Particularly alarming to the Auburn experts was the chain pharmacies' failure to warn patients of potentially harmful interactions when they purchased certain over-the-counter medications, such as adult strength aspirin with Coumadin, a blood thinner. In only eight cases out of 25 were the customers given a verbal warning.

Finally, the study revealed that some pharmacies appear to be misleading customers into signing away their right to patient counseling.

Although the ABC producers paid with cash and no insurance was involved, in most cases they were still asked to sign at the pharmacy counter to pick up their prescriptions. But with only a few exceptions, our producers were never told they were signing forms that also included language to waive the legal right to counseling with a pharmacist.
'Nuff said.

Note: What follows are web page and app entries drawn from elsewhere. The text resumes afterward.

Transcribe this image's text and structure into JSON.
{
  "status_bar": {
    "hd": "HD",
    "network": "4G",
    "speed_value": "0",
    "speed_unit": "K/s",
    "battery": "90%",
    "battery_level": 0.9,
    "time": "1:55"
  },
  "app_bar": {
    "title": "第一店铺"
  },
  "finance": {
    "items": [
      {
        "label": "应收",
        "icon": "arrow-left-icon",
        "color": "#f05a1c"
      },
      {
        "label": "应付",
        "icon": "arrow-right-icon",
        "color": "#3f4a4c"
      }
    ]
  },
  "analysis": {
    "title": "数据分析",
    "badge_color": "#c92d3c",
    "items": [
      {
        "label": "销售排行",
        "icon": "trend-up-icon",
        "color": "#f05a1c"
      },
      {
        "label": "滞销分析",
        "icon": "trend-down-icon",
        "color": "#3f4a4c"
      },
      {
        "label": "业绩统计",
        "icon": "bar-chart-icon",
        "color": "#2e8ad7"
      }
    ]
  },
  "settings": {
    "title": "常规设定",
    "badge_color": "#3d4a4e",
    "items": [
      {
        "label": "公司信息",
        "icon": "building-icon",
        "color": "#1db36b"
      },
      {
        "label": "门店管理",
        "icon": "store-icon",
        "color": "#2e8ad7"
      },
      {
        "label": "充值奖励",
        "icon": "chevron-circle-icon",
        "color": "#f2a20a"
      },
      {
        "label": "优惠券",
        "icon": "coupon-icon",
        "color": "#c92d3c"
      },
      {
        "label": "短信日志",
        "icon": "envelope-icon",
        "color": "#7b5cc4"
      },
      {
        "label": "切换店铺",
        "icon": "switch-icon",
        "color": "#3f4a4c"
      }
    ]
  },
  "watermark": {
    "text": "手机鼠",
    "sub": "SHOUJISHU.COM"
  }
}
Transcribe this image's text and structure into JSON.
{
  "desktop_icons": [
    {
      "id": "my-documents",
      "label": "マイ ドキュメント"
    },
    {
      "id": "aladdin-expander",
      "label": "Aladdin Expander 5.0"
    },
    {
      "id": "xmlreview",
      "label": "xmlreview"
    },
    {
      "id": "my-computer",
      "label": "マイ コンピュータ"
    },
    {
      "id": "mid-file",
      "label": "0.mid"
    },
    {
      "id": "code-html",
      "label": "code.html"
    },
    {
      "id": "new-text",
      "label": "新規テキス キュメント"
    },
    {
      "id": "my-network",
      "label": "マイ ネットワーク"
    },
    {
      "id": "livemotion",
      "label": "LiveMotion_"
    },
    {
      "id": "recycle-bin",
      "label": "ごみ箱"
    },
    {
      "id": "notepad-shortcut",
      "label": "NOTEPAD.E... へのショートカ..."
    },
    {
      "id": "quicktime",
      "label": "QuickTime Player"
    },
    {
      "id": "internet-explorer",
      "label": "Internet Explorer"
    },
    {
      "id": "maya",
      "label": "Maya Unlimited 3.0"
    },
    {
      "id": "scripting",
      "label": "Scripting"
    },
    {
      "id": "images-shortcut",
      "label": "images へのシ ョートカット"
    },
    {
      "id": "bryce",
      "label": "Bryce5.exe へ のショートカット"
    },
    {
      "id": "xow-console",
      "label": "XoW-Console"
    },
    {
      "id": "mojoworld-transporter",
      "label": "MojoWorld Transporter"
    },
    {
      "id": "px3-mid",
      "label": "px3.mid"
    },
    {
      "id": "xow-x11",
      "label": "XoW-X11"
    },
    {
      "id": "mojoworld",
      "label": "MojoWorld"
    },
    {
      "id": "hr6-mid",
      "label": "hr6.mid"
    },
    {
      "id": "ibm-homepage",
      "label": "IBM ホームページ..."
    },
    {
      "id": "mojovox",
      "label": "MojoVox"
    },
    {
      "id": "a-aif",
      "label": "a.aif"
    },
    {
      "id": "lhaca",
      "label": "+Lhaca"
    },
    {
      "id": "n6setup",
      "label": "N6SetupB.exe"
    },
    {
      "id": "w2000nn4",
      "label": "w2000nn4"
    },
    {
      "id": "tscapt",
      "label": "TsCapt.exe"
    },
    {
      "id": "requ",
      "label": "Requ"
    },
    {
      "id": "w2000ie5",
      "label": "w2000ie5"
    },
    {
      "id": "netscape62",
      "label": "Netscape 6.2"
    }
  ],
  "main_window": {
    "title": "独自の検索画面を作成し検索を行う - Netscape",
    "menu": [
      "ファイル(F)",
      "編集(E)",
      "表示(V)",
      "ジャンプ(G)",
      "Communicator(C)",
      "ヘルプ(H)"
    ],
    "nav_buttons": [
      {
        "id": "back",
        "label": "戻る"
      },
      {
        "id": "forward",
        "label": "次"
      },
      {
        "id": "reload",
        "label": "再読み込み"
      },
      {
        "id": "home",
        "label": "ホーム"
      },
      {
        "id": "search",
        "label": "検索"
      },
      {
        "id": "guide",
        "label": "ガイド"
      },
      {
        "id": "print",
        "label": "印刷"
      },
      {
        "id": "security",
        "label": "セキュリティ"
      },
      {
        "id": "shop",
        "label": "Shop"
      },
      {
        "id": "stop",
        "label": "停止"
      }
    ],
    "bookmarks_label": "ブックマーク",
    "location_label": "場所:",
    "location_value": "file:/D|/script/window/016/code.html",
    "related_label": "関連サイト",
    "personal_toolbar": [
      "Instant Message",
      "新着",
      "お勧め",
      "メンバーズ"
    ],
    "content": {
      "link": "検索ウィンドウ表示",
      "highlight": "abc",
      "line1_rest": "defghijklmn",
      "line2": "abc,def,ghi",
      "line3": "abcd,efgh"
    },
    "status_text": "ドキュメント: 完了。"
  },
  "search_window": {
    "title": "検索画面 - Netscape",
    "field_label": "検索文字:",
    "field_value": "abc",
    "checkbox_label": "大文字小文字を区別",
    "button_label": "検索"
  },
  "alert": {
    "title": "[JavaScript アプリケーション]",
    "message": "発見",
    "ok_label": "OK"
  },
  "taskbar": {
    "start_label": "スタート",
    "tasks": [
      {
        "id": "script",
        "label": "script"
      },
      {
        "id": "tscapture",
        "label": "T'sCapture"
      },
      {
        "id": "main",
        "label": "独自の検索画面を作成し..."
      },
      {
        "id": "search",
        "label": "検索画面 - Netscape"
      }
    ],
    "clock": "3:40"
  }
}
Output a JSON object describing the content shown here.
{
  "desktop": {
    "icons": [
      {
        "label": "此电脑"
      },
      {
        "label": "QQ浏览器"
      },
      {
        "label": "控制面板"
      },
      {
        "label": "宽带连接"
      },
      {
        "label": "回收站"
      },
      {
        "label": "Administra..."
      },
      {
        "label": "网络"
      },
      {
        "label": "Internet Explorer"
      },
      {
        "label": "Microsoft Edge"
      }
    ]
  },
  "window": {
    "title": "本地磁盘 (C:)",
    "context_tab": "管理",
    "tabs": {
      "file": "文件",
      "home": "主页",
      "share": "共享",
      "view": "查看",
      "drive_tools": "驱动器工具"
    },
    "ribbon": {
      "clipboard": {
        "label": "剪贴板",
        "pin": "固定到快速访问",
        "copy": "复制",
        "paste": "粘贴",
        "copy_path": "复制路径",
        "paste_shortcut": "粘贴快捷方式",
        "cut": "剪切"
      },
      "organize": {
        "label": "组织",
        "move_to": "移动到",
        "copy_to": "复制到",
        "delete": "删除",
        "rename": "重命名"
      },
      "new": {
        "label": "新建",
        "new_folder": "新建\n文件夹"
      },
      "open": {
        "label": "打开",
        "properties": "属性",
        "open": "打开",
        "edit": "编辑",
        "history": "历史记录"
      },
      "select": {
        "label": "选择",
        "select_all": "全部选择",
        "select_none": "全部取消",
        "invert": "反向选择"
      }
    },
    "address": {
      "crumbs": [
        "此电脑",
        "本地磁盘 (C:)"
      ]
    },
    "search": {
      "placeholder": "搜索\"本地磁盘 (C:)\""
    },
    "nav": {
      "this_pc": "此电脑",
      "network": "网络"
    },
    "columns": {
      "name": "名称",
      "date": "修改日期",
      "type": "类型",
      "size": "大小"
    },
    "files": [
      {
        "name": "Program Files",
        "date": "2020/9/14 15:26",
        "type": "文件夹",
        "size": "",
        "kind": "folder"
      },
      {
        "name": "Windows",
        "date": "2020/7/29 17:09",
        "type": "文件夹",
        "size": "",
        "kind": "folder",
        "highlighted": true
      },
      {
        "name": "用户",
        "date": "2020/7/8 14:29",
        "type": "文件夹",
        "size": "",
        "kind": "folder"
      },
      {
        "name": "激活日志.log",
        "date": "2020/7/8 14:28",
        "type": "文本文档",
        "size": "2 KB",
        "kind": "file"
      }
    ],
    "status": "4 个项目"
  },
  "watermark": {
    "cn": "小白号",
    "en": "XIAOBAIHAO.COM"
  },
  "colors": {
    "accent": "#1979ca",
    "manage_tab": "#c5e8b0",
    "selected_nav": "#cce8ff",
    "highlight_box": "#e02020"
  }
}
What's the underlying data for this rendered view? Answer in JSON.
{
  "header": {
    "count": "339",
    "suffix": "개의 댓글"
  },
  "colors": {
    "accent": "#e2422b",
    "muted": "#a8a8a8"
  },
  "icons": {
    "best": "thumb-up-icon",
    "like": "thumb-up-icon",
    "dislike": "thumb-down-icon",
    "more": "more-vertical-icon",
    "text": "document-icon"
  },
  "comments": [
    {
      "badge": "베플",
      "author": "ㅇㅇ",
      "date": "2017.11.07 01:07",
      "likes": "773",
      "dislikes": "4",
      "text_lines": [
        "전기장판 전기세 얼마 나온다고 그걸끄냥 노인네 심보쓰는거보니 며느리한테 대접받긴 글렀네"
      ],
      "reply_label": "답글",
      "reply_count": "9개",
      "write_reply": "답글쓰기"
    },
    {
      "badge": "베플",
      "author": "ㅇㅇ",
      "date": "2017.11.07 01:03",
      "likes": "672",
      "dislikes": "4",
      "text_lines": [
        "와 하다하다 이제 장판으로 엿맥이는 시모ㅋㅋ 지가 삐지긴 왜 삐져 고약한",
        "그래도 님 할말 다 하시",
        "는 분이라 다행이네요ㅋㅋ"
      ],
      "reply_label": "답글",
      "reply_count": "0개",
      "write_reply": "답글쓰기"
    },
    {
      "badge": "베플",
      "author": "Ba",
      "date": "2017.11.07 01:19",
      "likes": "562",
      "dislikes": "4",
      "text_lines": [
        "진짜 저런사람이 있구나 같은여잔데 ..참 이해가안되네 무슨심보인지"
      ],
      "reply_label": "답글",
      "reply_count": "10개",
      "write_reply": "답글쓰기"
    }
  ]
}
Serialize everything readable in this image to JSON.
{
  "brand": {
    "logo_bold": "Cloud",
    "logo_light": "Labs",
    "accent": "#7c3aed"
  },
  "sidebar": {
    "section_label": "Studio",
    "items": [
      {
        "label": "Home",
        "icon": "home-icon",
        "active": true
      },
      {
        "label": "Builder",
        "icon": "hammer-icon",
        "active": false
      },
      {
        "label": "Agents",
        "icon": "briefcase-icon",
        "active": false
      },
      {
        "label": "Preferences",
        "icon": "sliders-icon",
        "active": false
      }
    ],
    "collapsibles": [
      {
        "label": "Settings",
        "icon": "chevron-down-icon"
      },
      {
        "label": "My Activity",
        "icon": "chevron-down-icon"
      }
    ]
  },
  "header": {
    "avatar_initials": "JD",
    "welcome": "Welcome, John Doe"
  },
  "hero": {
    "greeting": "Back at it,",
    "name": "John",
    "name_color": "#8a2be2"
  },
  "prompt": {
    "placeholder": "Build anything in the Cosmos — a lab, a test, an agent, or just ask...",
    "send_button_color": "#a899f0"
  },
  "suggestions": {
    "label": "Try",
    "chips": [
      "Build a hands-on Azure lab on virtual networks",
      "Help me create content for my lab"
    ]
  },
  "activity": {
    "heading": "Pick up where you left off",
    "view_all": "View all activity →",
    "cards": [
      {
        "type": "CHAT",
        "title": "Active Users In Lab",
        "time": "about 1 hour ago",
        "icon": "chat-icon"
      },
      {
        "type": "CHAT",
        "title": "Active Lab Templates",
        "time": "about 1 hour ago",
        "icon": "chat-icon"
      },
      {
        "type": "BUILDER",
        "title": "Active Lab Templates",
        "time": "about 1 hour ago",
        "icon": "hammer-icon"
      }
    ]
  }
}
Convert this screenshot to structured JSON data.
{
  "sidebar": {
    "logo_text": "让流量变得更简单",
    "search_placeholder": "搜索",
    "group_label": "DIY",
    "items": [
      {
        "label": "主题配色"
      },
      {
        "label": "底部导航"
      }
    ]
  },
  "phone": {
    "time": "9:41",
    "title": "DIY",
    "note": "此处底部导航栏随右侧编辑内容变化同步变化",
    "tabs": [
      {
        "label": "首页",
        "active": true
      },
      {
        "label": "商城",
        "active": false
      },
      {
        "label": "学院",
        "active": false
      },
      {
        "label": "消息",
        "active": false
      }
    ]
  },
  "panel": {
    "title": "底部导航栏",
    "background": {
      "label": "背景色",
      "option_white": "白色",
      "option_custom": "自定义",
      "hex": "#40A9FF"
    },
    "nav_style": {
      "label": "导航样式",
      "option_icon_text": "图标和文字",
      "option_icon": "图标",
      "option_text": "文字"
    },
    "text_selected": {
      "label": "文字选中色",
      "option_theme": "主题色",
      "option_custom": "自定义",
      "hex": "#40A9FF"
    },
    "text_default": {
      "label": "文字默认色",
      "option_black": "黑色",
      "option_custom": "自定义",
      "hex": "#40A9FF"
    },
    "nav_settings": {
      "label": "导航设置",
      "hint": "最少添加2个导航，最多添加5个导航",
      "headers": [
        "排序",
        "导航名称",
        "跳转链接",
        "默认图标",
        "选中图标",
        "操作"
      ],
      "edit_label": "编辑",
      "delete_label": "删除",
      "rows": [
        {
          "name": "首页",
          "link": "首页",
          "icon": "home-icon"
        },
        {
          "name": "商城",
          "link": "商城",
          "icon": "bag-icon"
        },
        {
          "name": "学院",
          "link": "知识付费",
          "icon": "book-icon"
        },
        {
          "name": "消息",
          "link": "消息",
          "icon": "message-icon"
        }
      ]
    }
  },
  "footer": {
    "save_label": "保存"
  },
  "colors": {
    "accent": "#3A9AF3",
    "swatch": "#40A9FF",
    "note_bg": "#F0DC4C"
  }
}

Wednesday, April 4, 2007

Hi! Welcome to the Panopticon!

Walmart must have confused itself with the Bush Administration. From the NY Times:
Wal-Mart's union-backed critics, whom Gabbard identified as among the surveillance targets, accused the retailer of being "paranoid, childish and desperate."

"They should stop playing with spy toys and take the criticism of their business model seriously. The success of the company depends on it," said Nu Wexler, spokesman for Wal-Mart Watch. According to the Wall Street Journal report, the company found personal photos of Wexler and tracked his plans to attend Wal-Mart's annual meeting.

Gabbard told the Wall Street Journal he was part of a large, sophisticated surveillance operation by the Threat Research and Analysis Group, a unit of Wal-Mart's Information Systems Division.[...]

Gabbard told the newspaper that Wal-Mart sent an employee to infiltrate an anti-Wal-Mart group to learn if it was going to protest at the annual shareholders' meeting and investigated McKinsey & Co. employees it believed leaked a memo about Wal-Mart's health care plans. It also uses software programs to read e-mails sent by workers using private e-mail accounts, he said.
Holy cow! Walmart has a "Threat Research and Analysis Group" that investigates poeple who don't like it? They send out spies to groups that might say something bad about them?

The article quotes a Walmart spokesperson as saying that its business practices have chaged as a result fo this outing, but then considering that they fired the whistle-blower and are probably spying on him now too, I wouldn't count on it.

Especially considering the spin they're putting on the whole thing:
"Like most major corporations, it is our corporate responsibility to have systems in place, including software systems, to monitor threats to our network, intellectual property and our people," Wal-Mart spokeswoman Sarah Clark said.
Well, they managed to take the empowering phrase "our people" and make it sound like slavery. Kudos on that.

What's important to note here is that basic freedoms of speech, association, and privacy were being violated by a private actor. Walmart's a powerful enough institution to be able to follow people and make their lives hell if they want to. A large corporation has become a locus of power, and it's using that power to take away freedoms from other people in an effort to ameliorate its public image in an anti-competitive way. Like people can't use their so-called dollar power to produce good social conditions if they don't know what businesses are actually doing.